The oral NK3R antagonist MLE4901 was able to reduce the frequency of hot flashes by 72% by day 3 of treatment versus baseline symptoms (95% CI -81.3% to -63.5%) and a 51% improvement in frequency with the oral treatment compared with those on placebo
This study included 37 women, ages 40-52, who reported seven or more hot flashes within 24 hours. Women received 4 weeks of the twice-daily 40 mg oral treatment, which works by blocking the hot flash receptor, followed by a 2-week washout period. Then the women switched to another 4-week intervention period, where they either received the treatment or placebo, whichever they did not receive during the first intervention period.
Frequency of hot flashes weren't the only improvement reported by women. Degree of severity for vasomotor symptoms also significantly improved with a 38% reduction from baseline by day 3, reaching a 44% reduction by day 28.

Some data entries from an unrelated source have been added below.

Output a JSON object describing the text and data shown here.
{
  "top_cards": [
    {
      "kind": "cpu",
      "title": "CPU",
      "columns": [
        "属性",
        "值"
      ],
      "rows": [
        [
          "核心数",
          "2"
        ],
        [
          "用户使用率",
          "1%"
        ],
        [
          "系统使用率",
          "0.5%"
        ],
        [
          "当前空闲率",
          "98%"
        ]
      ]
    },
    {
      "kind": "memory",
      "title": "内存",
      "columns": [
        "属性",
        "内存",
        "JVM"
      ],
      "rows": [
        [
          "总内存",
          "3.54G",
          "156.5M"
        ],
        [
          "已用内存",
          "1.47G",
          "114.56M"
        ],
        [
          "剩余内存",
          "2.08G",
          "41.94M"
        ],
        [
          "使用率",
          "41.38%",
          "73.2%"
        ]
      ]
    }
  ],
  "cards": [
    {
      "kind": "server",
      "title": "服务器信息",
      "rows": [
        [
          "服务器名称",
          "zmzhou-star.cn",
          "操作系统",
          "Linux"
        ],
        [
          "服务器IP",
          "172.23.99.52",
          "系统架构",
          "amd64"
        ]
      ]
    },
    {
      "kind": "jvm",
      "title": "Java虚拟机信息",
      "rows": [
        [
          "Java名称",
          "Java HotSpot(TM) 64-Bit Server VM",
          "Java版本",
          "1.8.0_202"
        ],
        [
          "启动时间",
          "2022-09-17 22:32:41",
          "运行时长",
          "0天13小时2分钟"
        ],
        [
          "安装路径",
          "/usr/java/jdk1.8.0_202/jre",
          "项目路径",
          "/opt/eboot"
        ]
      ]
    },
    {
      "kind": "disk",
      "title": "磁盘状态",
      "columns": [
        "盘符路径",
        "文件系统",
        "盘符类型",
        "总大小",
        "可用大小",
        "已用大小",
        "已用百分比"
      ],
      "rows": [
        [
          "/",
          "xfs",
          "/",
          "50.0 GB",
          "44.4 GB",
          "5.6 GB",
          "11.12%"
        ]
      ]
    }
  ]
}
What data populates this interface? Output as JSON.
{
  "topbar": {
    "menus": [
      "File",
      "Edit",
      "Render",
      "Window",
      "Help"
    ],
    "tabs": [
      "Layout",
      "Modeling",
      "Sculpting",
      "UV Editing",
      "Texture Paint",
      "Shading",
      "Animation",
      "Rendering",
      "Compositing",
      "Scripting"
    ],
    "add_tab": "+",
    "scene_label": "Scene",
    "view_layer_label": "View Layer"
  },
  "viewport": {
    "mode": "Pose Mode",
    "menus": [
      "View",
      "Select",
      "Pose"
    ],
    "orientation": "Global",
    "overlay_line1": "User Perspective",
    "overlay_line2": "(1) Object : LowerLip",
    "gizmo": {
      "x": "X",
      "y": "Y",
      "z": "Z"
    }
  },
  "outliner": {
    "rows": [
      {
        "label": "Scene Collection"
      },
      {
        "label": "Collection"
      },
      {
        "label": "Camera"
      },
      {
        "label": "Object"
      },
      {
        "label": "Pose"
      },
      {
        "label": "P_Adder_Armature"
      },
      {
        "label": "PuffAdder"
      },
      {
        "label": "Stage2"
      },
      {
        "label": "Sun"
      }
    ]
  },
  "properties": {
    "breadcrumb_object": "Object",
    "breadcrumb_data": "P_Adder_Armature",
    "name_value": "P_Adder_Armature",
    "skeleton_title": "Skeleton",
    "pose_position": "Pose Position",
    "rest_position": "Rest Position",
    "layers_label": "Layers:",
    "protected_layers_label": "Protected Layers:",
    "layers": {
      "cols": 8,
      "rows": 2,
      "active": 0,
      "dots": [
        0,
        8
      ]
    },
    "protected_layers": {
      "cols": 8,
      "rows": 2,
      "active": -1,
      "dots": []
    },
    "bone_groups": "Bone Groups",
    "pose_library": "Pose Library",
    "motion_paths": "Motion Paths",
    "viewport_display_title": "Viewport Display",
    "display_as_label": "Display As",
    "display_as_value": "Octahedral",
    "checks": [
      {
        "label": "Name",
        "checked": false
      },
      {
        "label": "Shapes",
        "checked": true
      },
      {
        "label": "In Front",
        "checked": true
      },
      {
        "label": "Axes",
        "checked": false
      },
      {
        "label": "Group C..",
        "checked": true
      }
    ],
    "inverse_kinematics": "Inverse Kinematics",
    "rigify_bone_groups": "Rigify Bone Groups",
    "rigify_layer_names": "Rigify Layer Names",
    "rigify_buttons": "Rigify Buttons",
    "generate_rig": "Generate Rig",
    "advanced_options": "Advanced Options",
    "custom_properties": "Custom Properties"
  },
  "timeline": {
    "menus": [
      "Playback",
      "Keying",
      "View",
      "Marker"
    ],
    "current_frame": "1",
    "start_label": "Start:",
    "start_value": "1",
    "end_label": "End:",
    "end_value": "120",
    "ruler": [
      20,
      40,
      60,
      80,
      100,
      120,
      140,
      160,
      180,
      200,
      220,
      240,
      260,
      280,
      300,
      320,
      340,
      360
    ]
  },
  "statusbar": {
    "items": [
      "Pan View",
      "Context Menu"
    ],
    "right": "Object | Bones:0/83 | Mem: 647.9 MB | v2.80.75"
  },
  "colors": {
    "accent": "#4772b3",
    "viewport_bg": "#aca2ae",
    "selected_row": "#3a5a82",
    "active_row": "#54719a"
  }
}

Level of bother improved by 39% on day 3 and continued to improve, reaching a 50% improvement by day 28. Women on the treatment also saw a significant improvement in the level of interference due to hot flashes, with a 61% improvement by day 3 and a 70% improvement by day 28.
"If larger, longer trials continue to show these excellent results of rapid reduction of hot flashes (both day and night flashes) and improvement in severity and bother of hot flashes, this may become the first specific, targeted, non hormonal, oral treatment of hot flashes," JoAnn Pinkerton, MD, executive director of The North American Menopause Society, told MedPage Today.
She added that confirmation in larger-scale trials could be "practice changing" for treatment of vasomotor symptoms, particular among postmenopausal women with a history of estrogen sensitive cancers, such as breast or uterine cancer, for whom hormone therapy would not be recommended.
"Relief of hot flashes is an important, unmet need for these women, as other nonhormonal therapies such as low dose antidepressants or gabapentin have not been as effective as hormone therapy at relieving severe hot flashes," she highlighted.